What the task asks: Report every line of the records that includes the word "SuSa".

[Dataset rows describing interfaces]
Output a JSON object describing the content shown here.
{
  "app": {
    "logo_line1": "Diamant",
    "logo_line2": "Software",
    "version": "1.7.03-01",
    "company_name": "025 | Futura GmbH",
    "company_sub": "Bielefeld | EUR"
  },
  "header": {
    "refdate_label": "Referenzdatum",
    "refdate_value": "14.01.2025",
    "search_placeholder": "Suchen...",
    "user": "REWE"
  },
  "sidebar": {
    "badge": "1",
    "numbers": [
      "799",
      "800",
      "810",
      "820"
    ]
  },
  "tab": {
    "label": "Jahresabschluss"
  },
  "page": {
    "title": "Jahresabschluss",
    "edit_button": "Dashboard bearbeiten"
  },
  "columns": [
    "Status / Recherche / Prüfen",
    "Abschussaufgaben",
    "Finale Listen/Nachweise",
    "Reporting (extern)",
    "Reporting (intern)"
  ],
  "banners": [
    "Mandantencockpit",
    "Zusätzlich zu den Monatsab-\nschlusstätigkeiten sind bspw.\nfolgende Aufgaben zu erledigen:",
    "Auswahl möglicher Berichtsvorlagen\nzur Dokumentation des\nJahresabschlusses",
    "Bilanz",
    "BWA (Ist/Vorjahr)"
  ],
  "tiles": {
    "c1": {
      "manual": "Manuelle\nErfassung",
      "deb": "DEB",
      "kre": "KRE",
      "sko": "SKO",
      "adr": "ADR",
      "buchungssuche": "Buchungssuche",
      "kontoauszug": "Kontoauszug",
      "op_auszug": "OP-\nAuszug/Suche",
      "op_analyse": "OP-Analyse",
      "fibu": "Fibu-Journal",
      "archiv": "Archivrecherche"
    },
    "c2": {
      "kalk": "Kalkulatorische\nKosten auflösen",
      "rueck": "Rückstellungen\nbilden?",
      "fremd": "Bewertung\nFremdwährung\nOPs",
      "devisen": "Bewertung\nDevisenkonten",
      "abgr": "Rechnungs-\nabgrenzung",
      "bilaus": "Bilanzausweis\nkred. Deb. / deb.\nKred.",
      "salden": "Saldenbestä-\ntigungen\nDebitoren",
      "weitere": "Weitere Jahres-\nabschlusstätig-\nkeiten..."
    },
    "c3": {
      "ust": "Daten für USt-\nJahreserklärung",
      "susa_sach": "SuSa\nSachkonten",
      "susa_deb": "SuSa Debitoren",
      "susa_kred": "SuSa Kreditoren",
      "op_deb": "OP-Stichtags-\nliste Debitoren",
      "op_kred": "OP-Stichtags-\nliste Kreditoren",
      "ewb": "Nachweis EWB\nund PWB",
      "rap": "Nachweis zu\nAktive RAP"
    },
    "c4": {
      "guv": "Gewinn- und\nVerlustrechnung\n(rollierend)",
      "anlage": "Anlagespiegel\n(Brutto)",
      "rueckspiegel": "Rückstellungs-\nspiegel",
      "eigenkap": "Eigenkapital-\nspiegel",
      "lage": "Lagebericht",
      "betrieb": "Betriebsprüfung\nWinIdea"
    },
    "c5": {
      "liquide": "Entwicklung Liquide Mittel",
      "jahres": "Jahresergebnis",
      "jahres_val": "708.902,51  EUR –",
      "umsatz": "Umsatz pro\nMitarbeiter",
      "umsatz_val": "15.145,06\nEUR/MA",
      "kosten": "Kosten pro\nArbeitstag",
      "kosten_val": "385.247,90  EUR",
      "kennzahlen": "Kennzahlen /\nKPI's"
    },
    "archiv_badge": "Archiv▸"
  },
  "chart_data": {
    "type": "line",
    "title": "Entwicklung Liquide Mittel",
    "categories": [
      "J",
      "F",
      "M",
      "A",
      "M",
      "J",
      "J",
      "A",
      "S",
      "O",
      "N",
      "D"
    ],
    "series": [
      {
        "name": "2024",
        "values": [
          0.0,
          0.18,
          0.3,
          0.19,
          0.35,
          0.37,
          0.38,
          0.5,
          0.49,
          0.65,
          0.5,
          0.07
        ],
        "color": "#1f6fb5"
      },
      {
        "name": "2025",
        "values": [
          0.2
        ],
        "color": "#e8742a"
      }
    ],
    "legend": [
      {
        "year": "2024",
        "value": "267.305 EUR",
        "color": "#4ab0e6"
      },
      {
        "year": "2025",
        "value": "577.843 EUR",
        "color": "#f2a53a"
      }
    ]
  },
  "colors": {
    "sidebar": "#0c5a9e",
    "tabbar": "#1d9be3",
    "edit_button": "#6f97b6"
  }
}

Result:
      "susa_sach": "SuSa\nSachkonten",
      "susa_deb": "SuSa Debitoren",
      "susa_kred": "SuSa Kreditoren",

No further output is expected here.